Wherever the word "Single" appears in a line of the records, copy that line.
━━━━
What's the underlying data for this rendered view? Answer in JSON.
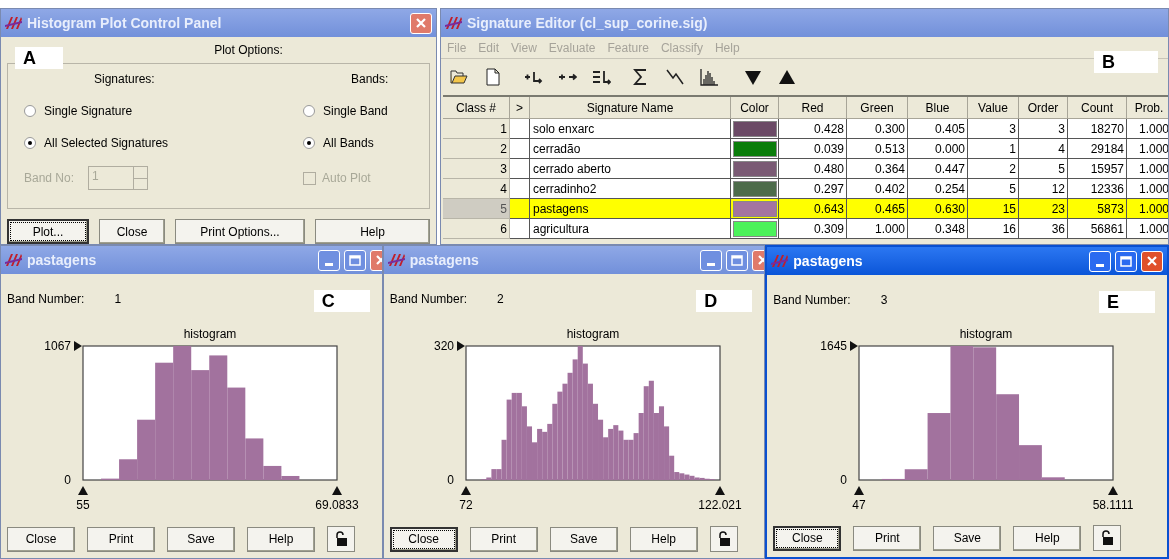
{
  "histogram_control_panel": {
    "title": "Histogram Plot Control Panel",
    "active": false,
    "annotation": "A",
    "plot_options_label": "Plot Options:",
    "signatures": {
      "label": "Signatures:",
      "options": [
        {
          "label": "Single Signature",
          "selected": false
        },
        {
          "label": "All Selected Signatures",
          "selected": true
        }
      ]
    },
    "bands": {
      "label": "Bands:",
      "options": [
        {
          "label": "Single Band",
          "selected": false
        },
        {
          "label": "All Bands",
          "selected": true
        }
      ]
    },
    "band_no": {
      "label": "Band No:",
      "value": "1",
      "disabled": true
    },
    "auto_plot": {
      "label": "Auto Plot",
      "checked": false,
      "disabled": true
    },
    "buttons": [
      {
        "label": "Plot...",
        "focused": true
      },
      {
        "label": "Close",
        "focused": false
      },
      {
        "label": "Print Options...",
        "focused": false
      },
      {
        "label": "Help",
        "focused": false
      }
    ]
  },
  "signature_editor": {
    "title": "Signature Editor (cl_sup_corine.sig)",
    "active": false,
    "annotation": "B",
    "menu": [
      {
        "label": "File",
        "disabled": true
      },
      {
        "label": "Edit",
        "disabled": true
      },
      {
        "label": "View",
        "disabled": true
      },
      {
        "label": "Evaluate",
        "disabled": true
      },
      {
        "label": "Feature",
        "disabled": true
      },
      {
        "label": "Classify",
        "disabled": true
      },
      {
        "label": "Help",
        "disabled": true
      }
    ],
    "table": {
      "columns": [
        "Class #",
        ">",
        "Signature Name",
        "Color",
        "Red",
        "Green",
        "Blue",
        "Value",
        "Order",
        "Count",
        "Prob."
      ],
      "rows": [
        {
          "class": "1",
          "name": "solo enxarc",
          "color": "#6b4a66",
          "red": "0.428",
          "green": "0.300",
          "blue": "0.405",
          "value": "3",
          "order": "3",
          "count": "18270",
          "prob": "1.000",
          "selected": false
        },
        {
          "class": "2",
          "name": "cerradão",
          "color": "#0a7d0a",
          "red": "0.039",
          "green": "0.513",
          "blue": "0.000",
          "value": "1",
          "order": "4",
          "count": "29184",
          "prob": "1.000",
          "selected": false
        },
        {
          "class": "3",
          "name": "cerrado aberto",
          "color": "#7a5a74",
          "red": "0.480",
          "green": "0.364",
          "blue": "0.447",
          "value": "2",
          "order": "5",
          "count": "15957",
          "prob": "1.000",
          "selected": false
        },
        {
          "class": "4",
          "name": "cerradinho2",
          "color": "#4d6b4a",
          "red": "0.297",
          "green": "0.402",
          "blue": "0.254",
          "value": "5",
          "order": "12",
          "count": "12336",
          "prob": "1.000",
          "selected": false
        },
        {
          "class": "5",
          "name": "pastagens",
          "color": "#a474a0",
          "red": "0.643",
          "green": "0.465",
          "blue": "0.630",
          "value": "15",
          "order": "23",
          "count": "5873",
          "prob": "1.000",
          "selected": true
        },
        {
          "class": "6",
          "name": "agricultura",
          "color": "#4cf25a",
          "red": "0.309",
          "green": "1.000",
          "blue": "0.348",
          "value": "16",
          "order": "36",
          "count": "56861",
          "prob": "1.000",
          "selected": false
        }
      ]
    }
  },
  "histogram_windows": [
    {
      "title": "pastagens",
      "active": false,
      "annotation": "C",
      "band_label": "Band Number:",
      "band_number": "1",
      "chart_data": {
        "type": "bar",
        "title": "histogram",
        "x": [
          55.5,
          56.5,
          57.5,
          58.5,
          59.5,
          60.5,
          61.5,
          62.5,
          63.5,
          64.5,
          65.5,
          66.5,
          67.5,
          68.5
        ],
        "values": [
          0,
          11,
          165,
          480,
          934,
          1067,
          875,
          992,
          736,
          331,
          112,
          32,
          0,
          0
        ],
        "xlim": [
          55,
          69.0833
        ],
        "ylim": [
          0,
          1067
        ],
        "xticks": [
          55,
          69.0833
        ],
        "yticks": [
          0,
          1067
        ]
      },
      "buttons": [
        {
          "label": "Close",
          "focused": false
        },
        {
          "label": "Print",
          "focused": false
        },
        {
          "label": "Save",
          "focused": false
        },
        {
          "label": "Help",
          "focused": false
        }
      ]
    },
    {
      "title": "pastagens",
      "active": false,
      "annotation": "D",
      "band_label": "Band Number:",
      "band_number": "2",
      "chart_data": {
        "type": "bar",
        "title": "histogram",
        "x": [
          72.5,
          73.5,
          74.5,
          75.5,
          76.5,
          77.5,
          78.5,
          79.5,
          80.5,
          81.5,
          82.5,
          83.5,
          84.5,
          85.5,
          86.5,
          87.5,
          88.5,
          89.5,
          90.5,
          91.5,
          92.5,
          93.5,
          94.5,
          95.5,
          96.5,
          97.5,
          98.5,
          99.5,
          100.5,
          101.5,
          102.5,
          103.5,
          104.5,
          105.5,
          106.5,
          107.5,
          108.5,
          109.5,
          110.5,
          111.5,
          112.5,
          113.5,
          114.5,
          115.5,
          116.5,
          117.5,
          118.5,
          119.5,
          120.5,
          121.5
        ],
        "values": [
          0,
          0,
          0,
          2,
          6,
          26,
          26,
          96,
          192,
          208,
          208,
          176,
          128,
          90,
          122,
          115,
          134,
          182,
          211,
          230,
          256,
          288,
          320,
          278,
          230,
          182,
          144,
          102,
          122,
          131,
          118,
          96,
          96,
          112,
          160,
          224,
          237,
          160,
          176,
          128,
          58,
          19,
          16,
          13,
          10,
          6,
          5,
          3,
          2,
          0
        ],
        "xlim": [
          72,
          122.021
        ],
        "ylim": [
          0,
          320
        ],
        "xticks": [
          72,
          122.021
        ],
        "yticks": [
          0,
          320
        ]
      },
      "buttons": [
        {
          "label": "Close",
          "focused": true
        },
        {
          "label": "Print",
          "focused": false
        },
        {
          "label": "Save",
          "focused": false
        },
        {
          "label": "Help",
          "focused": false
        }
      ]
    },
    {
      "title": "pastagens",
      "active": true,
      "annotation": "E",
      "band_label": "Band Number:",
      "band_number": "3",
      "chart_data": {
        "type": "bar",
        "title": "histogram",
        "x": [
          47.5,
          48.5,
          49.5,
          50.5,
          51.5,
          52.5,
          53.5,
          54.5,
          55.5,
          56.5,
          57.5
        ],
        "values": [
          0,
          13,
          132,
          822,
          1645,
          1629,
          1053,
          428,
          33,
          0,
          0
        ],
        "xlim": [
          47,
          58.1111
        ],
        "ylim": [
          0,
          1645
        ],
        "xticks": [
          47,
          58.1111
        ],
        "yticks": [
          0,
          1645
        ]
      },
      "buttons": [
        {
          "label": "Close",
          "focused": true
        },
        {
          "label": "Print",
          "focused": false
        },
        {
          "label": "Save",
          "focused": false
        },
        {
          "label": "Help",
          "focused": false
        }
      ]
    }
  ]
}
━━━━
■ ANSWER FOR THE TASK:
          "label": "Single Signature",
          "label": "Single Band",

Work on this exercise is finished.